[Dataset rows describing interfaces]
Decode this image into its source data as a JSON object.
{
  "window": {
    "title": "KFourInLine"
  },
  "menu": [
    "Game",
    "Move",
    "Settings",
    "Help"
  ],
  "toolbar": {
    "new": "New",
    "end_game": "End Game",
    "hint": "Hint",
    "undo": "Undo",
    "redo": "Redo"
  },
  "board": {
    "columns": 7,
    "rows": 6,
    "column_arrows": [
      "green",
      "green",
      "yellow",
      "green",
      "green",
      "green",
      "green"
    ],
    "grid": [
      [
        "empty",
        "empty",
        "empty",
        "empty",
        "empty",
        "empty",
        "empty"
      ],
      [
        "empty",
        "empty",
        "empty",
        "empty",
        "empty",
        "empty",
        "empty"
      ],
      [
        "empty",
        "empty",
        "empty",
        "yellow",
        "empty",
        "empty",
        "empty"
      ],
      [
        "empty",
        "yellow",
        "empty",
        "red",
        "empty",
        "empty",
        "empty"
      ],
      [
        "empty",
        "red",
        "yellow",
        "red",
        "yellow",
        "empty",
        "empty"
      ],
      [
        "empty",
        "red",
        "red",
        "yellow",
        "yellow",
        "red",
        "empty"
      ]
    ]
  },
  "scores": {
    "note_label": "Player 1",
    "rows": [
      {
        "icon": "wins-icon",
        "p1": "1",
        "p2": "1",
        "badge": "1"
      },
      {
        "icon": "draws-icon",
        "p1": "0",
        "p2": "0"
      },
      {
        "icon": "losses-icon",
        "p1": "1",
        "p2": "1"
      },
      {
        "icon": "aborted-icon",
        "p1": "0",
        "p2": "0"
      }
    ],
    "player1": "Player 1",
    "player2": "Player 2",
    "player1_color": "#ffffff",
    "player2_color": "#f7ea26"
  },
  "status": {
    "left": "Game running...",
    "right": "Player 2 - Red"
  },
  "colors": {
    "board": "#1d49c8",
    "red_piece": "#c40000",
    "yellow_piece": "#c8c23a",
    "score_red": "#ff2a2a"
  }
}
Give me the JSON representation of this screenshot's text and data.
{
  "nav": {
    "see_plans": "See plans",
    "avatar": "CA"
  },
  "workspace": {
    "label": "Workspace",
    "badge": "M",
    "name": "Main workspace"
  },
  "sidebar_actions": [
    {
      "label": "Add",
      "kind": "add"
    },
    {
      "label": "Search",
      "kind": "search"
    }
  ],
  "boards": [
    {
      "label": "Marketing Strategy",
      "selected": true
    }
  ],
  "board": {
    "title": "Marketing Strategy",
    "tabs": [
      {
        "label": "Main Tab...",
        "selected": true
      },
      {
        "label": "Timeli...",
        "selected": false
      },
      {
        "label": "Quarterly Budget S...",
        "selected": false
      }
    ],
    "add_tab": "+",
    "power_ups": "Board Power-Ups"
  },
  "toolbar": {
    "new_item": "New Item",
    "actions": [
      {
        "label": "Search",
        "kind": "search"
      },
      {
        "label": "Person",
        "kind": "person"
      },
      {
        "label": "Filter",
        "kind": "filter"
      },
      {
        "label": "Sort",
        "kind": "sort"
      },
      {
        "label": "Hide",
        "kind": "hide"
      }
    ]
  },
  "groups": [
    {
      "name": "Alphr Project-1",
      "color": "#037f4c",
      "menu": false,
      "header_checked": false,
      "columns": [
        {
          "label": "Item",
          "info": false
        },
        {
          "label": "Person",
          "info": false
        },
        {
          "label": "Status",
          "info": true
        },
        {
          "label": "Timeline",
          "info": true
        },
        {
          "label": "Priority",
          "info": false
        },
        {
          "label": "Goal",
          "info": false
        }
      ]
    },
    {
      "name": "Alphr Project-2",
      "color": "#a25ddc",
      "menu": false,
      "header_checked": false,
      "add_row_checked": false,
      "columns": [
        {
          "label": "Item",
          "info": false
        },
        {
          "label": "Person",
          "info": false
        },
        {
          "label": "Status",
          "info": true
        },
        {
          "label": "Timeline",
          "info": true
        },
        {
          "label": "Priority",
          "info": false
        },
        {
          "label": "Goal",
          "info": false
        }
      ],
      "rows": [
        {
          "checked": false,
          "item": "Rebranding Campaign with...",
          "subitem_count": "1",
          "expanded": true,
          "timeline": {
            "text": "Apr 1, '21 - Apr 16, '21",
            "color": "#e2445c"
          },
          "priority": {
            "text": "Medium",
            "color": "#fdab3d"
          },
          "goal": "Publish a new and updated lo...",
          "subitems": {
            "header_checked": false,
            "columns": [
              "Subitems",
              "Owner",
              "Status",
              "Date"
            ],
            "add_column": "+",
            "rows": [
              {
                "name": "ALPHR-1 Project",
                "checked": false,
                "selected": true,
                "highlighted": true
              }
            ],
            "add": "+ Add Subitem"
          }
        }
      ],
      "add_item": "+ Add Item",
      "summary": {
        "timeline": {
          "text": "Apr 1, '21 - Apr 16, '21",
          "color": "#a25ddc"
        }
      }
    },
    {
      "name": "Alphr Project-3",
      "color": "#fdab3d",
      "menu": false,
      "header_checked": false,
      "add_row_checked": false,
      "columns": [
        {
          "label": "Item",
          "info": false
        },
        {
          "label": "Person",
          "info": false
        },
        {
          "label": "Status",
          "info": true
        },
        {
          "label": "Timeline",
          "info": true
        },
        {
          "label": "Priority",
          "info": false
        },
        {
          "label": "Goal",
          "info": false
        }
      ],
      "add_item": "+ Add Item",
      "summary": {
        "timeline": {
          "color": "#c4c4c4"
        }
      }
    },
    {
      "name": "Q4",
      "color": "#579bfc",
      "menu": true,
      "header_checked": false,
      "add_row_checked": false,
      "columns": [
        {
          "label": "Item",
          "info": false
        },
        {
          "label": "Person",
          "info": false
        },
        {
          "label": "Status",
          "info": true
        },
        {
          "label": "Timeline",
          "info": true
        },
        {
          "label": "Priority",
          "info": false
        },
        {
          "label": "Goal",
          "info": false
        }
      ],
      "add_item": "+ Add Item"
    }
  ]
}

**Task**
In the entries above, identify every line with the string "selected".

**Answer area**
      "selected": true
        "selected": true
        "selected": false
        "selected": false
                "selected": true,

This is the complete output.